    It seems that the pilot was distracted by something pretty on the beach :)

  • nygard1

    Maybe it is some Canadian thing? Did these guys previously fly A320s for Air Canada – into Halifax? :D

  • Rick Smith

    I am wondering if the altimeter was set incorrectly.

  • why did they take 45 minutes for the second approach?

    • James Kroeger

      That’s how long it took to clean out his underwear and probably enter a holding pattern for his second approach.

  • IronButterfly

    No shame in going around. Plenty of shame if you run off the end of the runway.

  • FoilHatWearer

    Flying over water can be dangerous. It can be really hard to tell your altitude, that’s why you really need to watch your instruments and not use “this looks about right” dead-reckoning.

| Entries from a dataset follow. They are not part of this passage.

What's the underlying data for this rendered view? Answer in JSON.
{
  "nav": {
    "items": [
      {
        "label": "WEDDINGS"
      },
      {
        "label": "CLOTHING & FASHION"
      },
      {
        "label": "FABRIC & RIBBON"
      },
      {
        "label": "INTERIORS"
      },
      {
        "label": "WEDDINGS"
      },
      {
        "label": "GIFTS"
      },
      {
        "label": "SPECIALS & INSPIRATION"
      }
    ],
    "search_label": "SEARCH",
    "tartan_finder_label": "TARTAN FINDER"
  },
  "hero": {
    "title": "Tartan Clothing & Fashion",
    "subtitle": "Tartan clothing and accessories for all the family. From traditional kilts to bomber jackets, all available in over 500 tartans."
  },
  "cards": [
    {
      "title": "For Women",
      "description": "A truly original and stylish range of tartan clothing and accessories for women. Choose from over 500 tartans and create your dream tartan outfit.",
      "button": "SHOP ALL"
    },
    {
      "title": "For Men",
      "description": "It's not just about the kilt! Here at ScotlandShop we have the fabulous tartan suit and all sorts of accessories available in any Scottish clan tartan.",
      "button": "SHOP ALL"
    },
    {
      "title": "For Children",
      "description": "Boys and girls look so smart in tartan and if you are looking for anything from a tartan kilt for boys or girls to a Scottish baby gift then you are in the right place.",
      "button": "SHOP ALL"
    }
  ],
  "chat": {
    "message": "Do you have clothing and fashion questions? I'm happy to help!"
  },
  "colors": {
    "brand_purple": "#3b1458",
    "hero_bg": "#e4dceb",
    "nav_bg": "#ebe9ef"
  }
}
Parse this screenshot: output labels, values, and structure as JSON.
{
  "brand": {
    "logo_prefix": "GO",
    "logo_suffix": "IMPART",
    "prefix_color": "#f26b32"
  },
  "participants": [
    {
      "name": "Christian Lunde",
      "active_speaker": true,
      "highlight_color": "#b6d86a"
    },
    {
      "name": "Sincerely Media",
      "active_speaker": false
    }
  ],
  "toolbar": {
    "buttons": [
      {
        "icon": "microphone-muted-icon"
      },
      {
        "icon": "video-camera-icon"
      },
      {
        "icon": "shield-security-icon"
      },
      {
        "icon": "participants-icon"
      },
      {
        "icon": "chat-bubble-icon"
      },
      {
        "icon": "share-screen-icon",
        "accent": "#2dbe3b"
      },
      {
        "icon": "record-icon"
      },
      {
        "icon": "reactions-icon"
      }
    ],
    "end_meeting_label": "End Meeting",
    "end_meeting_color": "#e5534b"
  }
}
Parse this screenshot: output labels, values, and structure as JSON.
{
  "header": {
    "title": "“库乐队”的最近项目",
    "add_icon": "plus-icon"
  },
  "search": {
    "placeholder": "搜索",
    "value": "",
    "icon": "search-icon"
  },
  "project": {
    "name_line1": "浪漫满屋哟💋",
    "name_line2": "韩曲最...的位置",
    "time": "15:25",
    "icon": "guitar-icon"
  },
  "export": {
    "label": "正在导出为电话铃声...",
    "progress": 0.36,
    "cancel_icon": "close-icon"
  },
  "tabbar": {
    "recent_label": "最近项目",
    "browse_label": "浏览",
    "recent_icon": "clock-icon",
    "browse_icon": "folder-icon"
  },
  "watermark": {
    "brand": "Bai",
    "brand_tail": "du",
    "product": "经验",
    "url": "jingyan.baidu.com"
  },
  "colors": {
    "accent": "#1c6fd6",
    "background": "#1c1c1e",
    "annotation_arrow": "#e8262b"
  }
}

    Flying over sand is very similar. Deployed to desert locations, there’s been mishaps where military cargo jet pilots have landed short. Landing on sand strips, they’ve made some bad hard landings thinking they’ve got a few hundred feet in elevation before they need to start leveling out. Suddenly, boom! the dirt runway is right there to meet you.